■ **Directions for this task**: Please print every record below exactly as it appears.

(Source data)
===============
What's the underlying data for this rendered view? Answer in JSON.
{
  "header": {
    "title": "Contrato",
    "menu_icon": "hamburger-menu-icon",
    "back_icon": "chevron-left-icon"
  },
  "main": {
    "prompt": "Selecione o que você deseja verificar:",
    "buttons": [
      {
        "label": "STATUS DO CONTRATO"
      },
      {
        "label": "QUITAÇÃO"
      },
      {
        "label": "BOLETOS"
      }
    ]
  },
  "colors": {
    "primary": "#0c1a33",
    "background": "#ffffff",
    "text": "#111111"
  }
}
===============
■ **Output for this task**:
What's the underlying data for this rendered view? Answer in JSON.
{
  "header": {
    "title": "Contrato",
    "menu_icon": "hamburger-menu-icon",
    "back_icon": "chevron-left-icon"
  },
  "main": {
    "prompt": "Selecione o que você deseja verificar:",
    "buttons": [
      {
        "label": "STATUS DO CONTRATO"
      },
      {
        "label": "QUITAÇÃO"
      },
      {
        "label": "BOLETOS"
      }
    ]
  },
  "colors": {
    "primary": "#0c1a33",
    "background": "#ffffff",
    "text": "#111111"
  }
}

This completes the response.